## Supplied entries
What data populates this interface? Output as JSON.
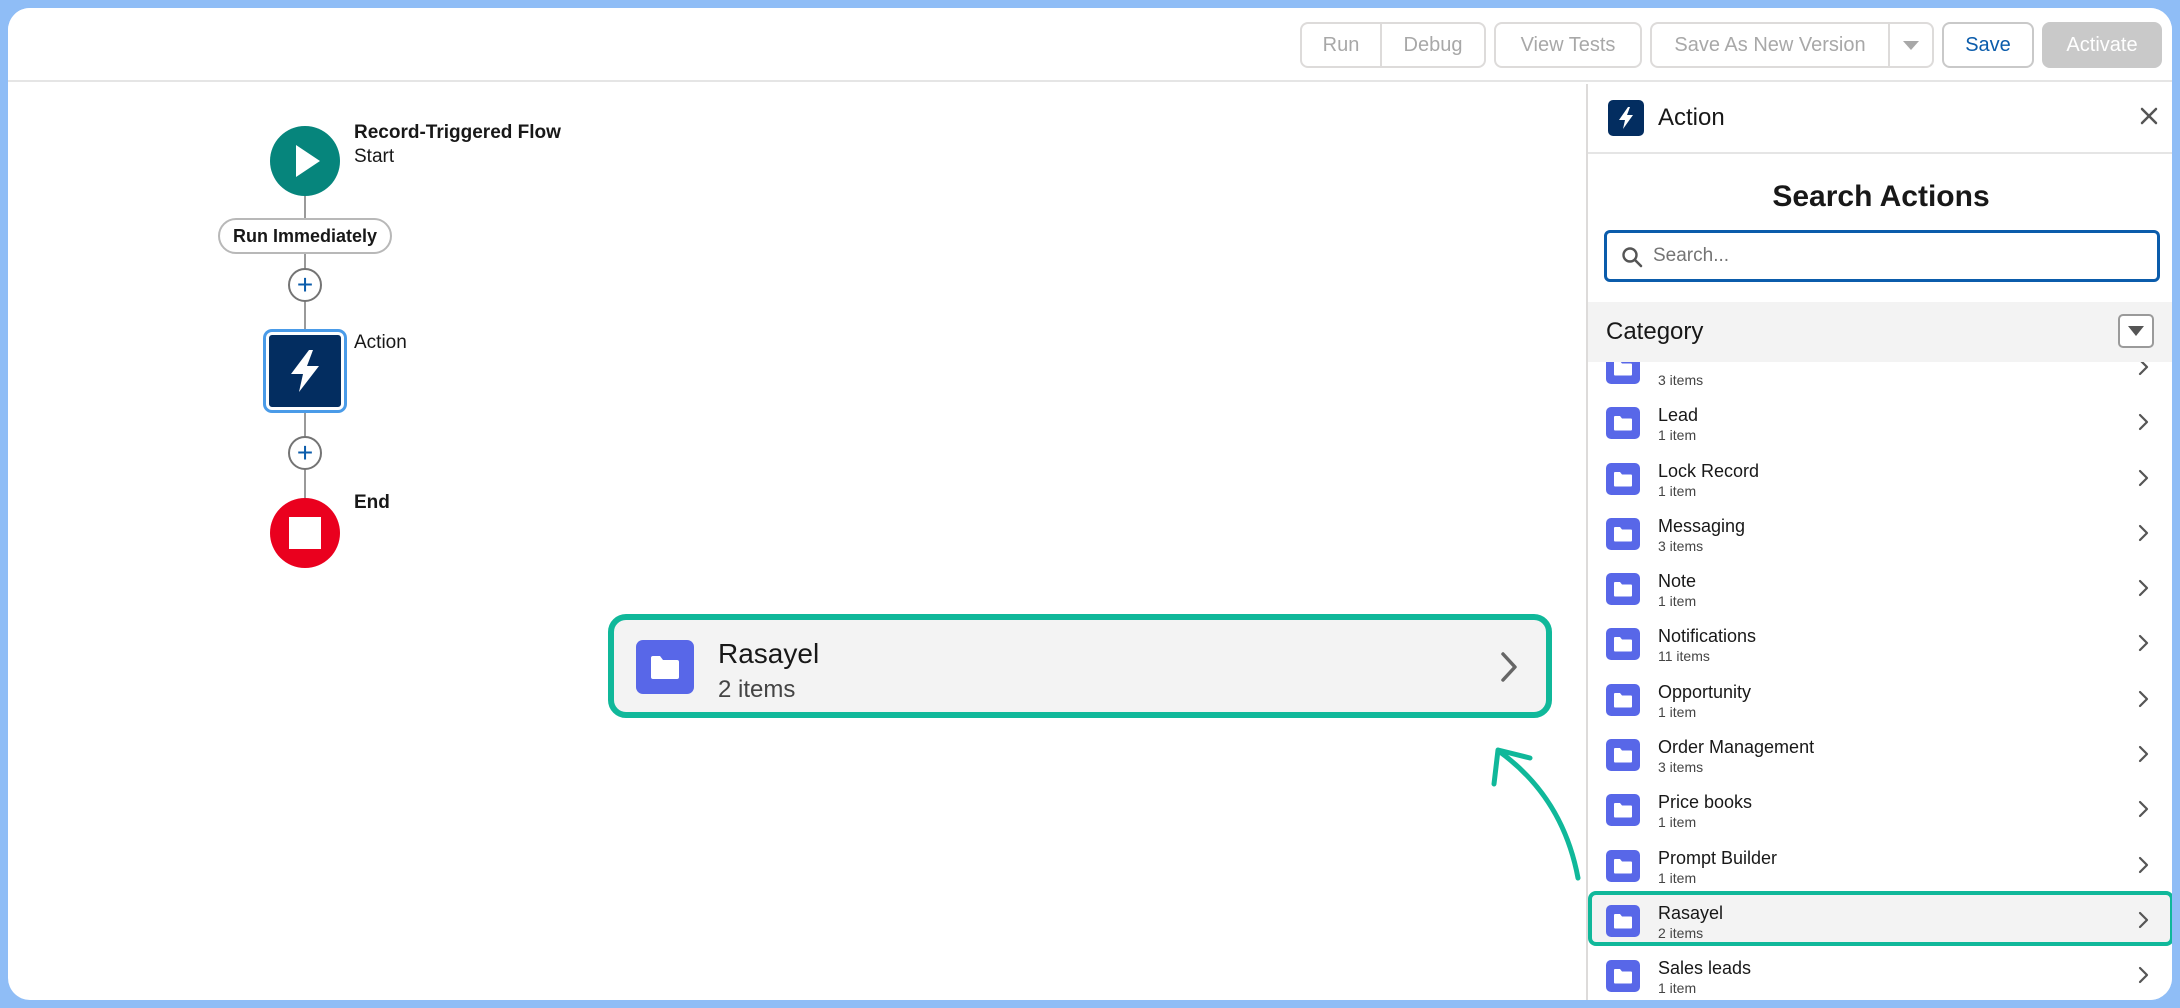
{
  "toolbar": {
    "run": "Run",
    "debug": "Debug",
    "view_tests": "View Tests",
    "save_as_new_version": "Save As New Version",
    "save": "Save",
    "activate": "Activate"
  },
  "flow": {
    "start_title": "Record-Triggered Flow",
    "start_subtitle": "Start",
    "run_pill": "Run Immediately",
    "action_label": "Action",
    "end_label": "End"
  },
  "zoom": {
    "name": "Rasayel",
    "count": "2 items"
  },
  "panel": {
    "title": "Action",
    "heading": "Search Actions",
    "search_placeholder": "Search...",
    "category_label": "Category",
    "items": [
      {
        "name": "",
        "count": "3 items"
      },
      {
        "name": "Lead",
        "count": "1 item"
      },
      {
        "name": "Lock Record",
        "count": "1 item"
      },
      {
        "name": "Messaging",
        "count": "3 items"
      },
      {
        "name": "Note",
        "count": "1 item"
      },
      {
        "name": "Notifications",
        "count": "11 items"
      },
      {
        "name": "Opportunity",
        "count": "1 item"
      },
      {
        "name": "Order Management",
        "count": "3 items"
      },
      {
        "name": "Price books",
        "count": "1 item"
      },
      {
        "name": "Prompt Builder",
        "count": "1 item"
      },
      {
        "name": "Rasayel",
        "count": "2 items"
      },
      {
        "name": "Sales leads",
        "count": "1 item"
      }
    ]
  },
  "colors": {
    "accent_highlight": "#10b89a",
    "folder": "#5867e8",
    "brand_dark": "#032d60",
    "start_green": "#06857c",
    "end_red": "#ea001e",
    "link_blue": "#0b5cab"
  }
}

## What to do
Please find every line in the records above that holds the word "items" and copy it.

## Answer to the problem
    "count": "2 items"
    "items": [
        "count": "3 items"
        "count": "3 items"
        "count": "11 items"
        "count": "3 items"
        "count": "2 items"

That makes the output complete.